What to produce:
Look through the entries for the string "this", and copy each line that holds it.

---- Data extracts

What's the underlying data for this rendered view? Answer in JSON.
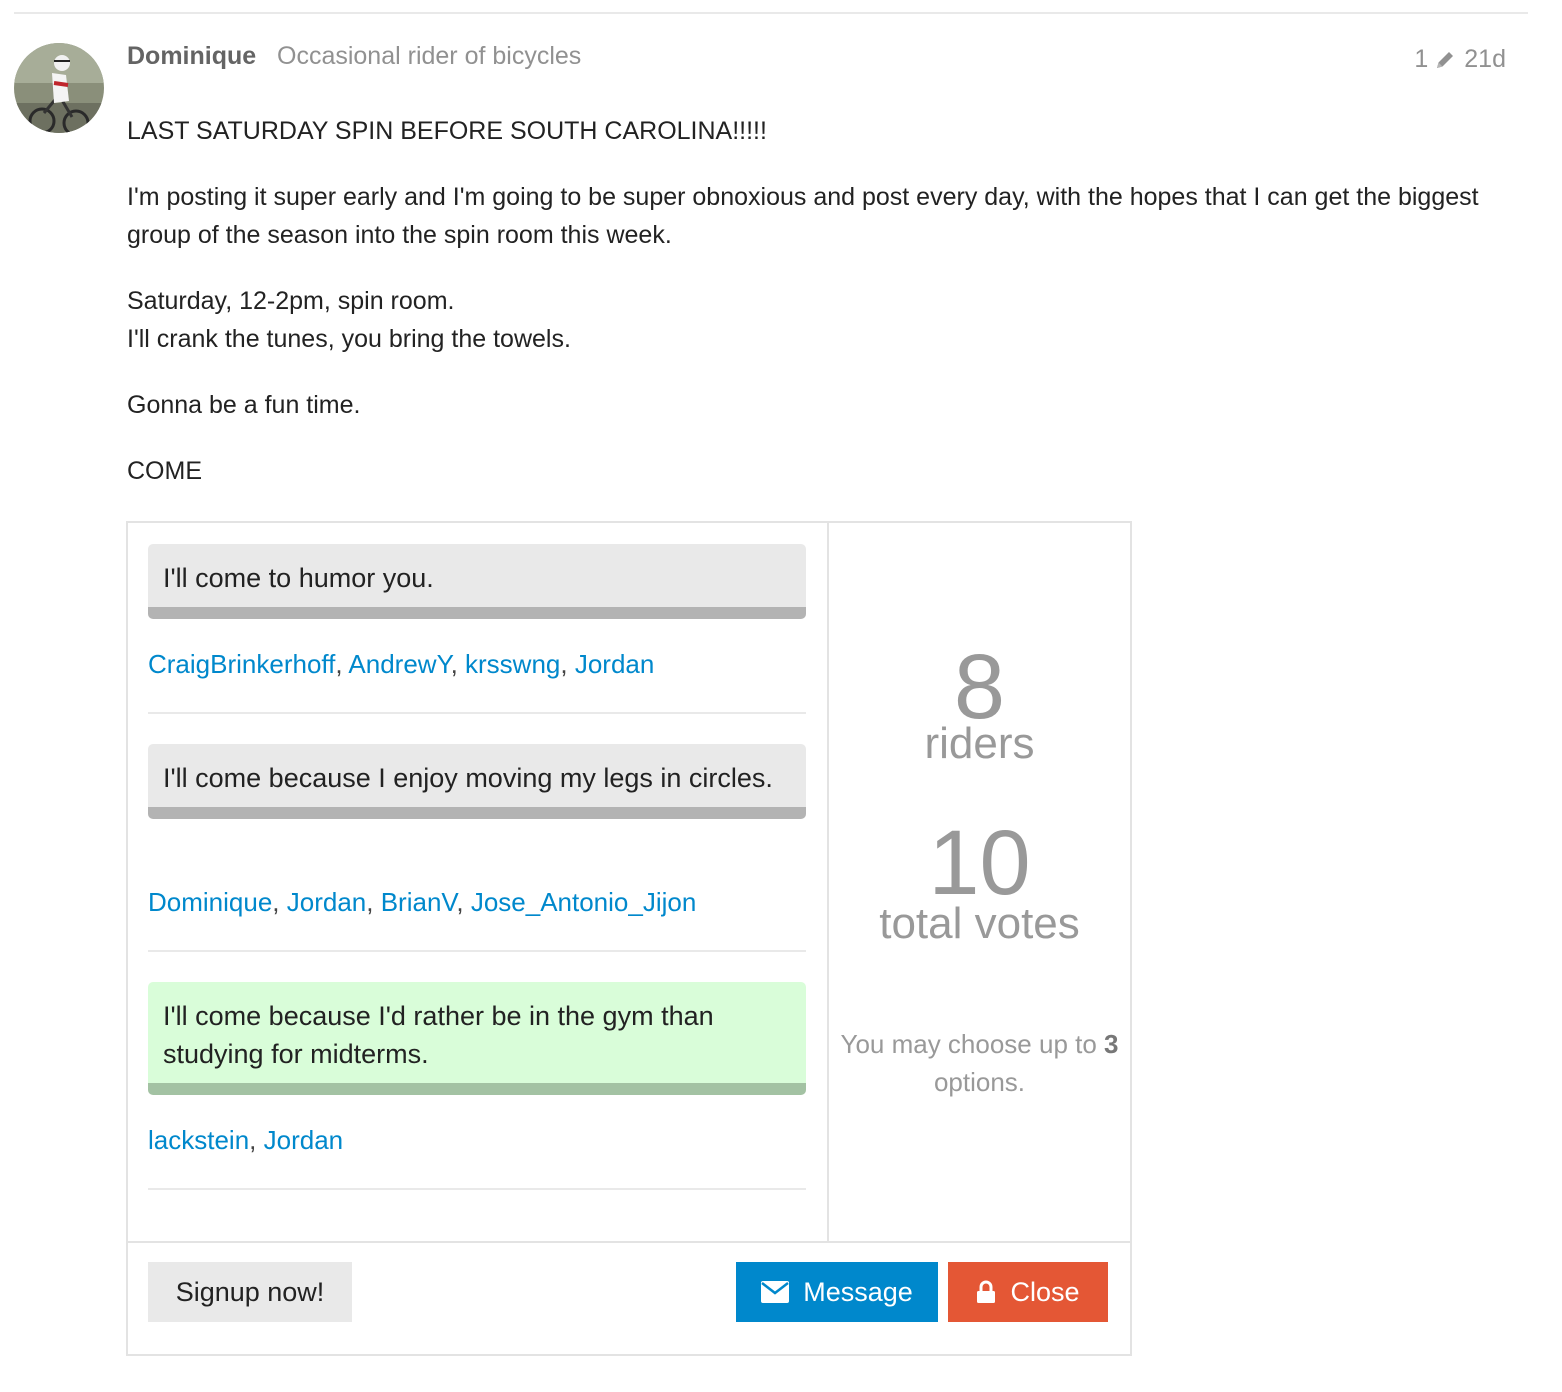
{
  "post": {
    "username": "Dominique",
    "user_title": "Occasional rider of bicycles",
    "edit_count": "1",
    "age": "21d",
    "icons": {
      "avatar": "avatar-photo",
      "edit": "pencil-icon"
    },
    "paragraphs": [
      "LAST SATURDAY SPIN BEFORE SOUTH CAROLINA!!!!!",
      "I'm posting it super early and I'm going to be super obnoxious and post every day, with the hopes that I can get the biggest group of the season into the spin room this week.",
      "Saturday, 12-2pm, spin room.",
      "I'll crank the tunes, you bring the towels.",
      "Gonna be a fun time.",
      "COME"
    ]
  },
  "poll": {
    "options": [
      {
        "text": "I'll come to humor you.",
        "chosen": false,
        "voters": [
          "CraigBrinkerhoff",
          "AndrewY",
          "krsswng",
          "Jordan"
        ]
      },
      {
        "text": "I'll come because I enjoy moving my legs in circles.",
        "chosen": false,
        "voters": [
          "Dominique",
          "Jordan",
          "BrianV",
          "Jose_Antonio_Jijon"
        ]
      },
      {
        "text": "I'll come because I'd rather be in the gym than studying for midterms.",
        "chosen": true,
        "voters": [
          "lackstein",
          "Jordan"
        ]
      }
    ],
    "voter_separator": ", ",
    "riders_count": "8",
    "riders_label": "riders",
    "votes_count": "10",
    "votes_label": "total votes",
    "choose_prefix": "You may choose up to ",
    "choose_max": "3",
    "choose_suffix": " options.",
    "colors": {
      "link": "#0088cc",
      "chosen_bg": "#d9fdd9",
      "message_button": "#0088cc",
      "close_button": "#e45735"
    },
    "buttons": {
      "signup": "Signup now!",
      "message": "Message",
      "message_icon": "envelope-icon",
      "close": "Close",
      "close_icon": "lock-icon"
    }
  }
}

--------

Output of the exercise:
What's the underlying data for this rendered view? Answer in JSON.
      "I'm posting it super early and I'm going to be super obnoxious and post every day, with the hopes that I can get the biggest group of the season into the spin room this week.",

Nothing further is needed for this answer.